"D" team from HKKA was our first opponent. Noyori-san points out that they look beginner-ish, and so they were. Though I wasn't too sharp fighting as senpo (not sure why I was put there, after no kendo for 2 months!!), and the first match ended with me losing to a funny silent kaeshi-do. Everyone else trashed their opponent, and we were up the 2nd round.

City U's team, filled with younger, bigger uni students, was next. Our dojos had girls fighting Tse in Red-do a couple of times in previous taikai, and all complained about the hard hittings. When I started that I didn't feel much of that, mainly because I switched to attack mode. 2:1 was the result of my match, after losing to a kote in between 2 debana-men. Not recalling much from here, but the girls behind me fought well, and we won against the imaginary bullies (they weren't much so).

Horiguchi-san on taisho was the one shouting "Ikuso--" (Go!) after team bow off before the match. I guess this worked quite well for the team as a whole. Especially her 10-sec ninja kendo on taisho match always made a climactic scene to watch.

Third up was Shojinkan, K-sensei's squad featuring 3 Japanese and a Korean, including "bullet train" Hamasaki as senpo. Everybody in sight warned me about him, how he can hit from to-maai, how fast he can finish a match (5 sec...argh), etc. None of us thought that we have a chance against them, but we battle on.

I bet a lot of people watching were counting how many seconds I could last against Hamasaki. Well that's what I was thinking too, but the whole point of the match was "not to lose points". I made a lot of blocking and ducking just to stay longer in the court, and this tactic worked until aafter 2 mins, when he launched a men after a short ai-kakari-geiko. He did another men immediately after "nihonme" to end the match.

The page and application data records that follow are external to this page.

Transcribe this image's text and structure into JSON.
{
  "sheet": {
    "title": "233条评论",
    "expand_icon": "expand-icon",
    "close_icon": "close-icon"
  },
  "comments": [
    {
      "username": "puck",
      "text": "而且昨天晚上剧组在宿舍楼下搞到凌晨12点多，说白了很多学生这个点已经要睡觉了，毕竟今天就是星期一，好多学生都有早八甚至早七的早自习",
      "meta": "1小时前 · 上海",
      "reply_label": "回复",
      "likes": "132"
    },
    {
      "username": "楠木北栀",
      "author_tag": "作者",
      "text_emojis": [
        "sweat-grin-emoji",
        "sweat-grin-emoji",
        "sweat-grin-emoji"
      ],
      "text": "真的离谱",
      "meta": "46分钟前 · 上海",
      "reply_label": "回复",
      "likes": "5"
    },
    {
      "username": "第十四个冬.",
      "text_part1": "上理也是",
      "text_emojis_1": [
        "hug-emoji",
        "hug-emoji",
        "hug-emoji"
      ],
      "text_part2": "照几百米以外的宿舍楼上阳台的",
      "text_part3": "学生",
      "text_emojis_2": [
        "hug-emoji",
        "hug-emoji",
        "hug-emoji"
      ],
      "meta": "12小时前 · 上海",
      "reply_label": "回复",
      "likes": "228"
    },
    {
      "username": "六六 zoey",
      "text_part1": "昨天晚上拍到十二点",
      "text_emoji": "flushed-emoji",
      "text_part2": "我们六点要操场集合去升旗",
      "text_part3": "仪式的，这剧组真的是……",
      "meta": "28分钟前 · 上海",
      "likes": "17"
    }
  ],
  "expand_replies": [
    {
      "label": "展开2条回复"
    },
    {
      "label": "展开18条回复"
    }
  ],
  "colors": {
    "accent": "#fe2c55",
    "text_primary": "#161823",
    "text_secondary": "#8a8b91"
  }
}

Somehow this had made the girls thought we weren't fighting an invincible team. Both Noyori-san and Pik scored back after me, and when Takahashi-san got a draw, we already won! Again, Horiguchi-san made her quick finish, and the audience went mad...!

Because our girls team made it to the semi-finals!! No one, not even ourselves, expected this.

We were one-girl short on our next match against HKKA's A team, as Takahashi-san pulled her leg muscles on her last match (like myself, she's out of practice).

I got Joseph, younger of the Chan bros who practiced since they were v young. He's of a simliar age and level as I am, but obviously practices more regular than I was. My rusty kendo let him won a clean 2:0. The rest of the teammates followed suit, and we ended up with 9:0 after a no-show for Takahashi-san's match. I guess at that point we were so not-concerned about winning or even fighting, and just simply lost the momentum with Takahashi-san's injury.

Team bronze (left to right) - Horiguchi, Takahashi, Noyori, Jenny, Pik
BTW that's designer dojo jacket, designed by ours truly.

This medal has the best design of what I kept so far. The hosting dojo, Sekishinkan, must have had it made in Japan.

Now I'm back in weekly practice, but planning to get more often because a) the Asian Tournament is coming, and b) I got free time after finishing more freelance work, and c) I passed the bike exam, waiting for my Learner's license to be issued. My wrist is healing 95% with only mild pain left.

It did not feel right when I was the "weakest link" in my team, after losing 3 out of 4 matches. Some say that my opponents were also stronger of their team, but then I could have at least pull a draw. Simply enough, I was not in shape.

This Sun I even turned up at squad training at record-low temperature of 9 Celsius..! Made me feel less guilty of my performance. Sadly, the training has been minimized into 15-min of kihon and then 30-min of long-queue shiai-keiko, finished by 30-min of jigeiko. All very different from when I left the squad.

Hope that I can get back in shape in time for the Asian Tournament, which is only 3 weeks away!